WHAT TO WORK ON:
Please show every line in the entries below that includes the word "Barrera".

++++++++

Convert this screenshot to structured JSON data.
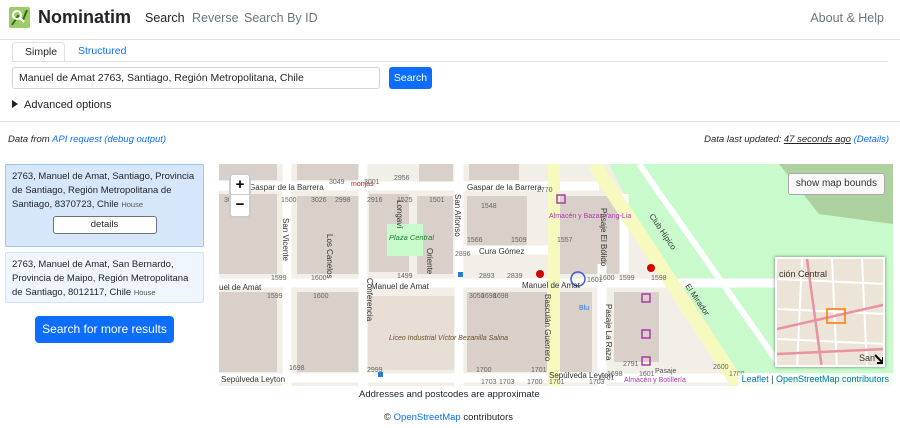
{
  "brand": "Nominatim",
  "nav": {
    "search": "Search",
    "reverse": "Reverse",
    "search_by_id": "Search By ID",
    "about": "About & Help"
  },
  "tabs": {
    "simple": "Simple",
    "structured": "Structured"
  },
  "search": {
    "value": "Manuel de Amat 2763, Santiago, Región Metropolitana, Chile",
    "button": "Search"
  },
  "advanced": "Advanced options",
  "status": {
    "data_from_prefix": "Data from",
    "api_request": "API request",
    "debug_output": "(debug output)",
    "last_updated_prefix": "Data last updated:",
    "last_updated_value": "47 seconds ago",
    "details_link": "(Details)"
  },
  "results": [
    {
      "text": "2763, Manuel de Amat, Santiago, Provincia de Santiago, Región Metropolitana de Santiago, 8370723, Chile",
      "type": "House",
      "button": "details"
    },
    {
      "text": "2763, Manuel de Amat, San Bernardo, Provincia de Maipo, Región Metropolitana de Santiago, 8012117, Chile",
      "type": "House"
    }
  ],
  "more_results": "Search for more results",
  "map": {
    "zoom_in": "+",
    "zoom_out": "−",
    "show_bounds": "show map bounds",
    "attribution_leaflet": "Leaflet",
    "attribution_sep": " | ",
    "attribution_osm": "OpenStreetMap contributors",
    "labels": {
      "gaspar_left": "Gaspar de la Barrera",
      "gaspar_right": "Gaspar de la Barrera",
      "cura_gomez": "Cura Gómez",
      "manuel_amat_1": "uel de Amat",
      "manuel_amat_2": "Manuel de Amat",
      "manuel_amat_3": "Manuel de Amat",
      "sepulveda_1": "Sepúlveda Leyton",
      "sepulveda_2": "Sepúlveda Leyton",
      "plaza_central": "Plaza Central",
      "liceo": "Liceo Industrial Víctor Bezanilla Salina",
      "almacen_1": "Almacén y Bazar Yang-Lia",
      "almacen_2": "Almacén y Botillería",
      "blu": "Blu",
      "club_hipico": "Club Hípico",
      "el_mirador": "El Mirador",
      "san_vicente": "San Vicente",
      "los_canelos": "Los Canelos",
      "longavi": "Longaví",
      "oriente": "Oriente",
      "san_alfonso": "San Alfonso",
      "conferencia": "Conferencia",
      "basculan": "Basculán Guerrero",
      "pasaje_bolido": "Pasaje El Bólido",
      "pasaje_raza": "Pasaje La Raza",
      "minimap_label": "ción Central",
      "minimap_san": "San",
      "monjas": "monjas",
      "pasaje": "Pasaje"
    },
    "house_numbers": [
      "3049",
      "3001",
      "2956",
      "3052",
      "1500",
      "3026",
      "2998",
      "2916",
      "1525",
      "1501",
      "2770",
      "1548",
      "1566",
      "1509",
      "1557",
      "2896",
      "2893",
      "2839",
      "1499",
      "1599",
      "1600",
      "1599",
      "3050",
      "1698",
      "1600",
      "1698",
      "1600",
      "1599",
      "1598",
      "1601",
      "2791",
      "1698",
      "2999",
      "1700",
      "1703",
      "1701",
      "1700",
      "1703",
      "1701",
      "1703",
      "1701",
      "2600",
      "1700",
      "1698",
      "1601"
    ]
  },
  "approx_note": "Addresses and postcodes are approximate",
  "footer": {
    "prefix": "©",
    "link": "OpenStreetMap",
    "suffix": "contributors"
  },
  "colors": {
    "accent": "#0d6efd",
    "park": "#c8facc",
    "road": "#ffffff",
    "main_road": "#f7fabf",
    "building": "#d9d0c9"
  }
}
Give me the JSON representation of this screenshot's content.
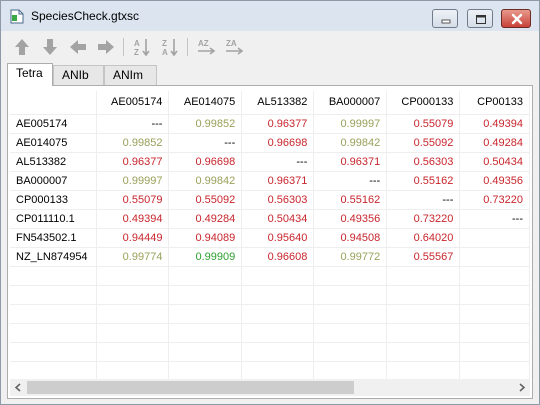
{
  "window": {
    "title": "SpeciesCheck.gtxsc"
  },
  "toolbar": {
    "buttons": [
      {
        "icon": "arrow-up-icon"
      },
      {
        "icon": "arrow-down-icon"
      },
      {
        "icon": "arrow-left-icon"
      },
      {
        "icon": "arrow-right-icon"
      },
      {
        "icon": "sort-az-down-icon",
        "text": "A Z"
      },
      {
        "icon": "sort-za-down-icon",
        "text": "Z A"
      },
      {
        "icon": "sort-az-right-icon",
        "text": "AZ"
      },
      {
        "icon": "sort-za-right-icon",
        "text": "ZA"
      }
    ]
  },
  "tabs": [
    {
      "label": "Tetra",
      "active": true
    },
    {
      "label": "ANIb",
      "active": false
    },
    {
      "label": "ANIm",
      "active": false
    }
  ],
  "colors": {
    "red": "#c8252c",
    "olive": "#9aa05a",
    "green": "#2ea02e",
    "dash": "#000000"
  },
  "grid": {
    "columns": [
      "AE005174",
      "AE014075",
      "AL513382",
      "BA000007",
      "CP000133",
      "CP00133"
    ],
    "rows": [
      {
        "name": "AE005174",
        "cells": [
          {
            "v": "---",
            "c": "dash"
          },
          {
            "v": "0.99852",
            "c": "olive"
          },
          {
            "v": "0.96377",
            "c": "red"
          },
          {
            "v": "0.99997",
            "c": "olive"
          },
          {
            "v": "0.55079",
            "c": "red"
          },
          {
            "v": "0.49394",
            "c": "red"
          }
        ]
      },
      {
        "name": "AE014075",
        "cells": [
          {
            "v": "0.99852",
            "c": "olive"
          },
          {
            "v": "---",
            "c": "dash"
          },
          {
            "v": "0.96698",
            "c": "red"
          },
          {
            "v": "0.99842",
            "c": "olive"
          },
          {
            "v": "0.55092",
            "c": "red"
          },
          {
            "v": "0.49284",
            "c": "red"
          }
        ]
      },
      {
        "name": "AL513382",
        "cells": [
          {
            "v": "0.96377",
            "c": "red"
          },
          {
            "v": "0.96698",
            "c": "red"
          },
          {
            "v": "---",
            "c": "dash"
          },
          {
            "v": "0.96371",
            "c": "red"
          },
          {
            "v": "0.56303",
            "c": "red"
          },
          {
            "v": "0.50434",
            "c": "red"
          }
        ]
      },
      {
        "name": "BA000007",
        "cells": [
          {
            "v": "0.99997",
            "c": "olive"
          },
          {
            "v": "0.99842",
            "c": "olive"
          },
          {
            "v": "0.96371",
            "c": "red"
          },
          {
            "v": "---",
            "c": "dash"
          },
          {
            "v": "0.55162",
            "c": "red"
          },
          {
            "v": "0.49356",
            "c": "red"
          }
        ]
      },
      {
        "name": "CP000133",
        "cells": [
          {
            "v": "0.55079",
            "c": "red"
          },
          {
            "v": "0.55092",
            "c": "red"
          },
          {
            "v": "0.56303",
            "c": "red"
          },
          {
            "v": "0.55162",
            "c": "red"
          },
          {
            "v": "---",
            "c": "dash"
          },
          {
            "v": "0.73220",
            "c": "red"
          }
        ]
      },
      {
        "name": "CP011110.1",
        "cells": [
          {
            "v": "0.49394",
            "c": "red"
          },
          {
            "v": "0.49284",
            "c": "red"
          },
          {
            "v": "0.50434",
            "c": "red"
          },
          {
            "v": "0.49356",
            "c": "red"
          },
          {
            "v": "0.73220",
            "c": "red"
          },
          {
            "v": "---",
            "c": "dash"
          }
        ]
      },
      {
        "name": "FN543502.1",
        "cells": [
          {
            "v": "0.94449",
            "c": "red"
          },
          {
            "v": "0.94089",
            "c": "red"
          },
          {
            "v": "0.95640",
            "c": "red"
          },
          {
            "v": "0.94508",
            "c": "red"
          },
          {
            "v": "0.64020",
            "c": "red"
          },
          {
            "v": "",
            "c": "red"
          }
        ]
      },
      {
        "name": "NZ_LN874954",
        "cells": [
          {
            "v": "0.99774",
            "c": "olive"
          },
          {
            "v": "0.99909",
            "c": "green"
          },
          {
            "v": "0.96608",
            "c": "red"
          },
          {
            "v": "0.99772",
            "c": "olive"
          },
          {
            "v": "0.55567",
            "c": "red"
          },
          {
            "v": "",
            "c": "red"
          }
        ]
      }
    ],
    "empty_rows": 7
  }
}
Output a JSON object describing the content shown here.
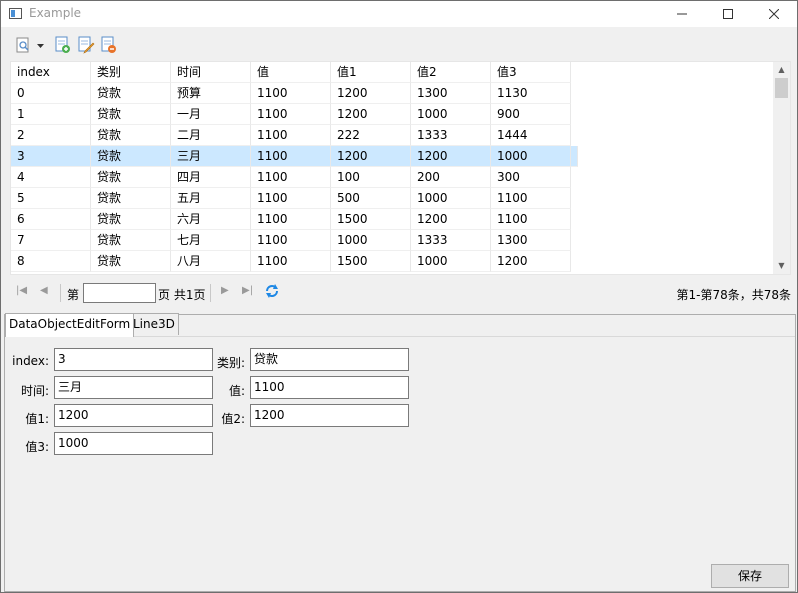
{
  "window": {
    "title": "Example"
  },
  "grid": {
    "columns": [
      "index",
      "类别",
      "时间",
      "值",
      "值1",
      "值2",
      "值3"
    ],
    "rows": [
      [
        "0",
        "贷款",
        "预算",
        "1100",
        "1200",
        "1300",
        "1130"
      ],
      [
        "1",
        "贷款",
        "一月",
        "1100",
        "1200",
        "1000",
        "900"
      ],
      [
        "2",
        "贷款",
        "二月",
        "1100",
        "222",
        "1333",
        "1444"
      ],
      [
        "3",
        "贷款",
        "三月",
        "1100",
        "1200",
        "1200",
        "1000"
      ],
      [
        "4",
        "贷款",
        "四月",
        "1100",
        "100",
        "200",
        "300"
      ],
      [
        "5",
        "贷款",
        "五月",
        "1100",
        "500",
        "1000",
        "1100"
      ],
      [
        "6",
        "贷款",
        "六月",
        "1100",
        "1500",
        "1200",
        "1100"
      ],
      [
        "7",
        "贷款",
        "七月",
        "1100",
        "1000",
        "1333",
        "1300"
      ],
      [
        "8",
        "贷款",
        "八月",
        "1100",
        "1500",
        "1000",
        "1200"
      ]
    ],
    "selected_row": 3
  },
  "pager": {
    "page_prefix": "第",
    "page_value": "",
    "page_suffix": "页 共1页",
    "summary": "第1-第78条，共78条"
  },
  "tabs": [
    "DataObjectEditForm",
    "Line3D"
  ],
  "form": {
    "index_label": "index:",
    "index_value": "3",
    "category_label": "类别:",
    "category_value": "贷款",
    "time_label": "时间:",
    "time_value": "三月",
    "value_label": "值:",
    "value_value": "1100",
    "value1_label": "值1:",
    "value1_value": "1200",
    "value2_label": "值2:",
    "value2_value": "1200",
    "value3_label": "值3:",
    "value3_value": "1000",
    "save_label": "保存"
  }
}
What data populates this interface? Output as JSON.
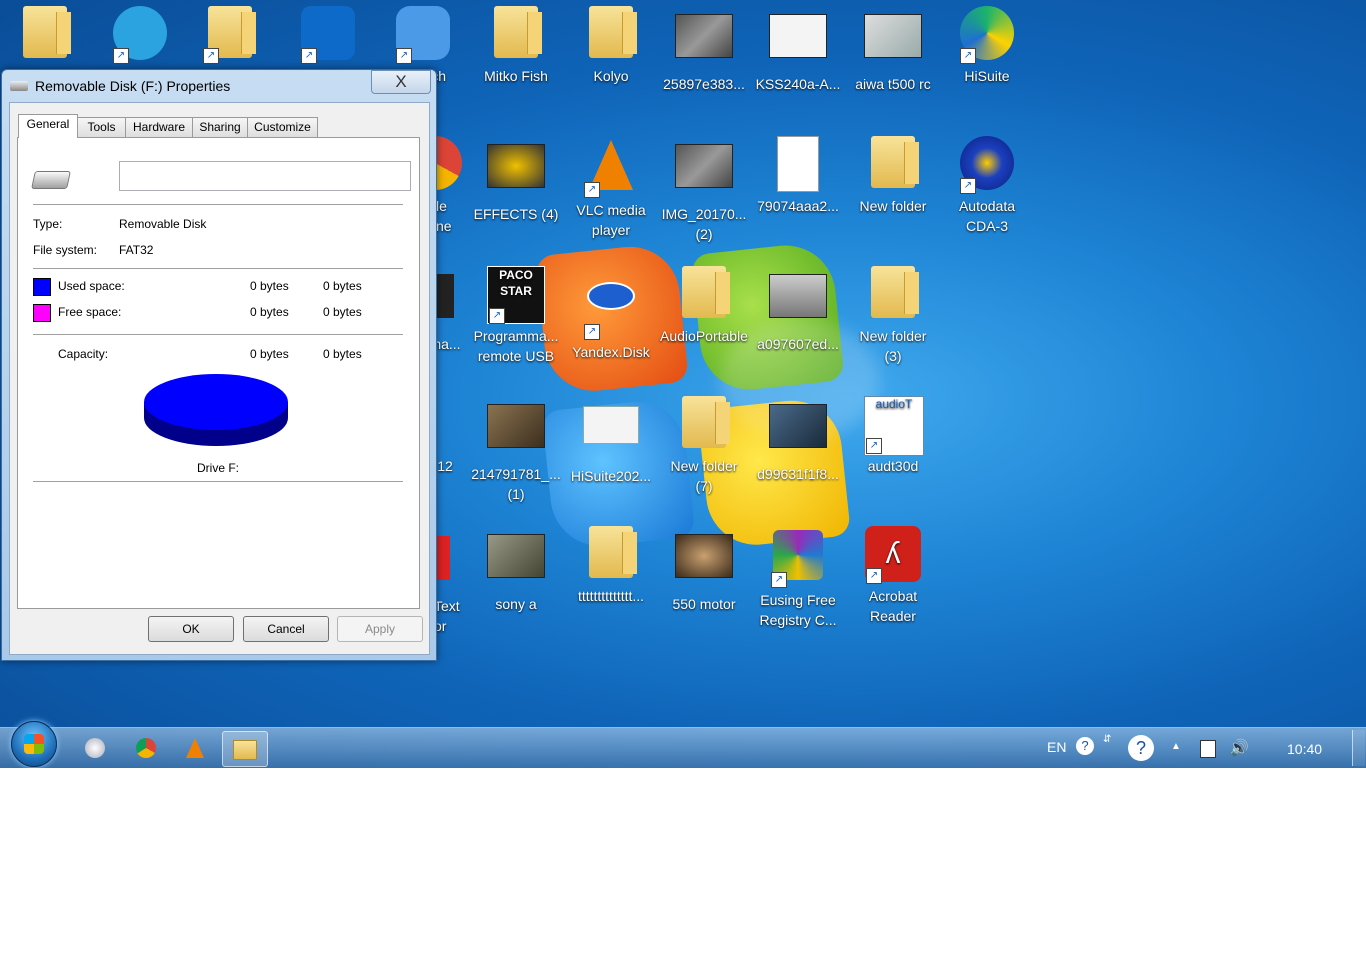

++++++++

COMPLETED TASK:
      "gaspar_left": "Gaspar de la Barrera",
      "gaspar_right": "Gaspar de la Barrera",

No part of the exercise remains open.